He and his friend Jayleon Jones had multiple discussions with parents about how young Black men are sometimes treated differently and how to respond if it happened to them.

Then, it did happen to them.

On September 21, the 17-year-old teens missed the morning bus to a jobsite. The pair are students at Muncie Delta High School enrolled in a construction training program where the class annually builds a home.

One of the rules for students in the program is that they must ride the bus. Missing the bus means missing instruction that day. Suddenly, Bond and Jones had hours to kill that morning.

Bond said, “We ate first. We had McDonald’s and next to McDonald’s is Rural King. So, we knew they had tools and stuff, clothes that we could use for the classes.”

Both had been in the supply store multiple times before, especially Jones who father is a plumber, “I’m in the storer almost every week because my dad always goes there.”
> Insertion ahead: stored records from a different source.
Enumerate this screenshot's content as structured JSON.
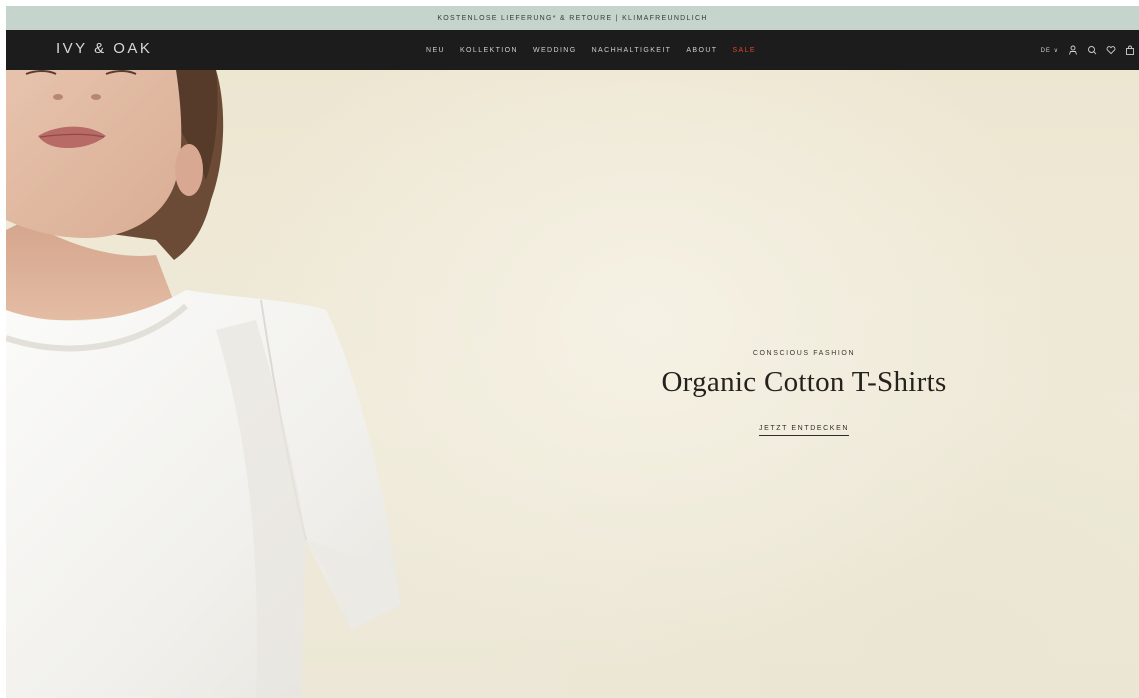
{
  "announcement": {
    "text": "KOSTENLOSE LIEFERUNG* & RETOURE | KLIMAFREUNDLICH"
  },
  "header": {
    "logo": "IVY & OAK",
    "menu": [
      {
        "label": "NEU"
      },
      {
        "label": "KOLLEKTION"
      },
      {
        "label": "WEDDING"
      },
      {
        "label": "NACHHALTIGKEIT"
      },
      {
        "label": "ABOUT"
      },
      {
        "label": "SALE"
      }
    ],
    "language": "DE ∨",
    "icons": [
      "account-icon",
      "search-icon",
      "wishlist-heart-icon",
      "shopping-bag-icon"
    ]
  },
  "hero": {
    "eyebrow": "CONSCIOUS FASHION",
    "headline": "Organic Cotton T-Shirts",
    "cta": "JETZT ENTDECKEN"
  },
  "colors": {
    "announcement_bg": "#c5d4cc",
    "nav_bg": "#1c1c1c",
    "sale": "#e0452e",
    "hero_bg": "#f0ebdc"
  }
}
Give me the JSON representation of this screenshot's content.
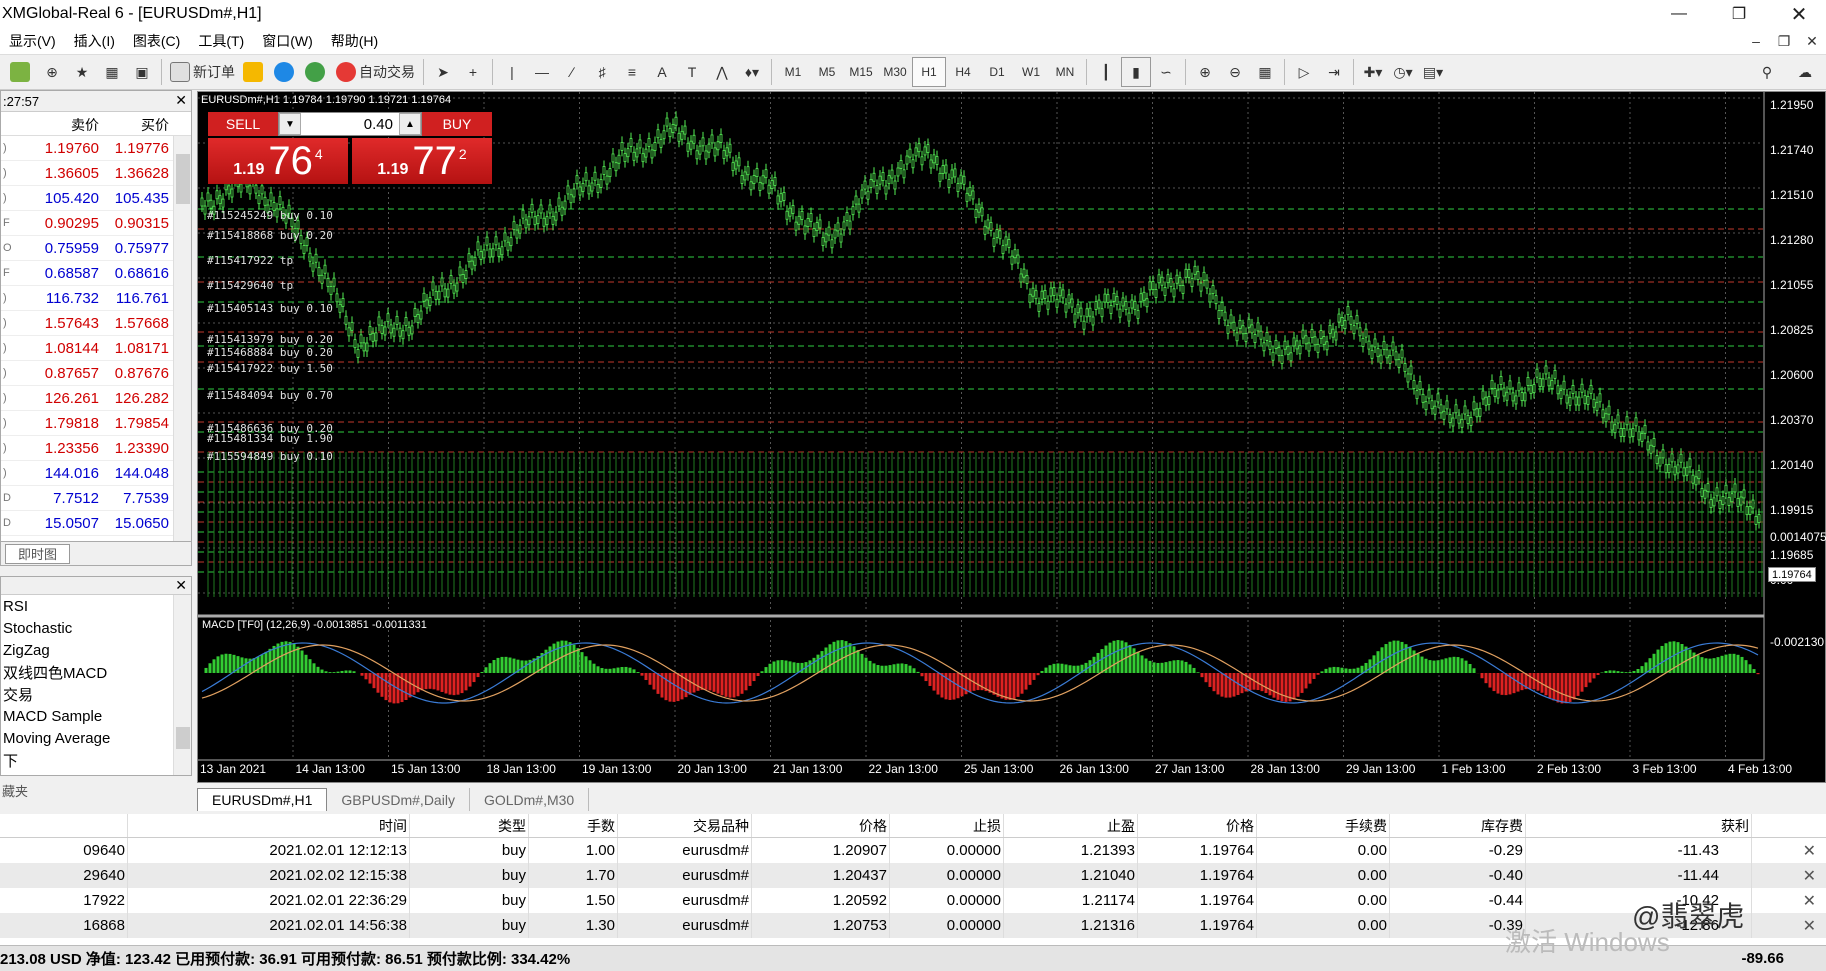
{
  "window": {
    "title": "XMGlobal-Real 6 - [EURUSDm#,H1]"
  },
  "menu": [
    "显示(V)",
    "插入(I)",
    "图表(C)",
    "工具(T)",
    "窗口(W)",
    "帮助(H)"
  ],
  "toolbar": {
    "new_order": "新订单",
    "auto_trading": "自动交易",
    "timeframes": [
      "M1",
      "M5",
      "M15",
      "M30",
      "H1",
      "H4",
      "D1",
      "W1",
      "MN"
    ],
    "active_tf": "H1"
  },
  "market_watch": {
    "time": ":27:57",
    "col_bid": "卖价",
    "col_ask": "买价",
    "rows": [
      {
        "d": ")",
        "bid": "1.19760",
        "ask": "1.19776",
        "color": "red"
      },
      {
        "d": ")",
        "bid": "1.36605",
        "ask": "1.36628",
        "color": "red"
      },
      {
        "d": ")",
        "bid": "105.420",
        "ask": "105.435",
        "color": "blue"
      },
      {
        "d": "F",
        "bid": "0.90295",
        "ask": "0.90315",
        "color": "red"
      },
      {
        "d": "O",
        "bid": "0.75959",
        "ask": "0.75977",
        "color": "blue"
      },
      {
        "d": "F",
        "bid": "0.68587",
        "ask": "0.68616",
        "color": "blue"
      },
      {
        "d": ")",
        "bid": "116.732",
        "ask": "116.761",
        "color": "blue"
      },
      {
        "d": ")",
        "bid": "1.57643",
        "ask": "1.57668",
        "color": "red"
      },
      {
        "d": ")",
        "bid": "1.08144",
        "ask": "1.08171",
        "color": "red"
      },
      {
        "d": ")",
        "bid": "0.87657",
        "ask": "0.87676",
        "color": "red"
      },
      {
        "d": ")",
        "bid": "126.261",
        "ask": "126.282",
        "color": "red"
      },
      {
        "d": ")",
        "bid": "1.79818",
        "ask": "1.79854",
        "color": "red"
      },
      {
        "d": ")",
        "bid": "1.23356",
        "ask": "1.23390",
        "color": "red"
      },
      {
        "d": ")",
        "bid": "144.016",
        "ask": "144.048",
        "color": "blue"
      },
      {
        "d": "D",
        "bid": "7.7512",
        "ask": "7.7539",
        "color": "blue"
      },
      {
        "d": "D",
        "bid": "15.0507",
        "ask": "15.0650",
        "color": "blue"
      }
    ],
    "tab": "即时图"
  },
  "navigator": {
    "items": [
      "RSI",
      "Stochastic",
      "ZigZag",
      "双线四色MACD",
      "交易",
      "MACD Sample",
      "Moving Average",
      "下"
    ],
    "tab": "藏夹"
  },
  "chart": {
    "header": "EURUSDm#,H1  1.19784 1.19790 1.19721 1.19764",
    "macd_header": "MACD [TF0] (12,26,9) -0.0013851 -0.0011331",
    "sell_label": "SELL",
    "buy_label": "BUY",
    "volume": "0.40",
    "sell_price": {
      "small": "1.19",
      "large": "76",
      "sup": "4"
    },
    "buy_price": {
      "small": "1.19",
      "large": "77",
      "sup": "2"
    },
    "current_price": "1.19764",
    "price_axis": [
      "1.21950",
      "1.21740",
      "1.21510",
      "1.21280",
      "1.21055",
      "1.20825",
      "1.20600",
      "1.20370",
      "1.20140",
      "1.19915",
      "1.19685"
    ],
    "macd_axis": [
      "0.0014075",
      "0.00",
      "-0.002130"
    ],
    "time_axis": [
      "13 Jan 2021",
      "14 Jan 13:00",
      "15 Jan 13:00",
      "18 Jan 13:00",
      "19 Jan 13:00",
      "20 Jan 13:00",
      "21 Jan 13:00",
      "22 Jan 13:00",
      "25 Jan 13:00",
      "26 Jan 13:00",
      "27 Jan 13:00",
      "28 Jan 13:00",
      "29 Jan 13:00",
      "1 Feb 13:00",
      "2 Feb 13:00",
      "3 Feb 13:00",
      "4 Feb 13:00"
    ],
    "order_labels": [
      "#115245249 buy 0.10",
      "#115418868 buy 0.20",
      "#115417922 tp",
      "#115429640 tp",
      "#115405143 buy 0.10",
      "#115413979 buy 0.20",
      "#115468884 buy 0.20",
      "#115417922 buy 1.50",
      "#115484094 buy 0.70",
      "#115486636 buy 0.20",
      "#115481334 buy 1.90",
      "#115594849 buy 0.10"
    ]
  },
  "chart_tabs": [
    "EURUSDm#,H1",
    "GBPUSDm#,Daily",
    "GOLDm#,M30"
  ],
  "terminal": {
    "headers": [
      "",
      "时间",
      "类型",
      "手数",
      "交易品种",
      "价格",
      "止损",
      "止盈",
      "价格",
      "手续费",
      "库存费",
      "获利"
    ],
    "rows": [
      [
        "09640",
        "2021.02.01 12:12:13",
        "buy",
        "1.00",
        "eurusdm#",
        "1.20907",
        "0.00000",
        "1.21393",
        "1.19764",
        "0.00",
        "-0.29",
        "-11.43"
      ],
      [
        "29640",
        "2021.02.02 12:15:38",
        "buy",
        "1.70",
        "eurusdm#",
        "1.20437",
        "0.00000",
        "1.21040",
        "1.19764",
        "0.00",
        "-0.40",
        "-11.44"
      ],
      [
        "17922",
        "2021.02.01 22:36:29",
        "buy",
        "1.50",
        "eurusdm#",
        "1.20592",
        "0.00000",
        "1.21174",
        "1.19764",
        "0.00",
        "-0.44",
        "-10.42"
      ],
      [
        "16868",
        "2021.02.01 14:56:38",
        "buy",
        "1.30",
        "eurusdm#",
        "1.20753",
        "0.00000",
        "1.21316",
        "1.19764",
        "0.00",
        "-0.39",
        "-12.86"
      ]
    ],
    "status": "213.08 USD  净值: 123.42  已用预付款: 36.91  可用预付款: 86.51  预付款比例: 334.42%",
    "total": "-89.66"
  },
  "watermark": {
    "activate": "激活 Windows",
    "brand": "@翡翠虎"
  }
}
But from the moment the teens walked into the store, they were shadowed.

“We went to every corner of the store,” said Bond.

“Everywhere we went, the same lady was there,” added Jones.

Asked why they thought the woman was shadowing them around the store Jones said, “Probably because we were Black.”

The visit in the store stretched into an hour-plus. The teens say occasionally the woman following them took pictures. At the end of the visit to the Rural King, Jones asked the woman what she was doing. Bond recorded the conversation on his phone. A portion of that conversation went like this:

((WOMAN EMPLOYEE)) “You might find someplace else to hang out because they’re watching you bad. They’re watching. Everybody’s watching you.” 

((JAYLEON JONES)) “They can watch, like we’re not doing nothing.”  

((WOMAN EMPLOYEE)) “You’re taking pictures of stuff. That means you’re staging.”

Staging, as in identifying items to steal. Both teens say they took one picture, a selfie and vehemently deny taking anything.

Later that afternoon, the mothers of the teens returned to the store to ask why their sons were treated like a presumed criminal. The conversation with what appears to be a Rural King manager included this:

((RURAL KING MANAGER)) “I wish they would have went up front and let them know so we could have had everybody stop.” 

((SASHA KING, MARQUEL BOND’s MOTHER)) “But they shouldn’t have to though.” 

((RURAL KING MANGER)) “No, they shouldn’t.”

King posted the two videos to Facebook asking people to boycott the Muncie Rural King store. The posts caught the attention of Muncie city government.

“For them to get treated this type of way is unacceptable,” said Yvonne Thompson, executive director of the Muncie Human Rights Commission.

Thompson said the incident was a complete failure of employee training and policy adding, “Rural King has got to realize Black people have money, too.”

Thompson also facilitated communication between the families of the teens and legal counsel for Rural King.

The families tell CBS4 that they’ve been told by an attorney for Rural King that three employees at the Muncie store have been fired.

Rural King general counsel Jason Hortenstine did not confirm the terminations, instead provided a brief statement:

“We are aware of the allegations and are investigating. Rural King always strives to take care of its customers and associates, has a clear policy prohibiting discrimination, and anyone engaging in such conduct would be subject to disciplinary action up to and including termination of employment.”

The teens have not returned to the store, but their experience being racially profiled has not soured their view on humanity.

“I don’t feel like everybody’s like that. I just feel like the people who are are maybe stuck in the past,” said Jones.

Bond added, “Some people just have the wrong idea about Black people.”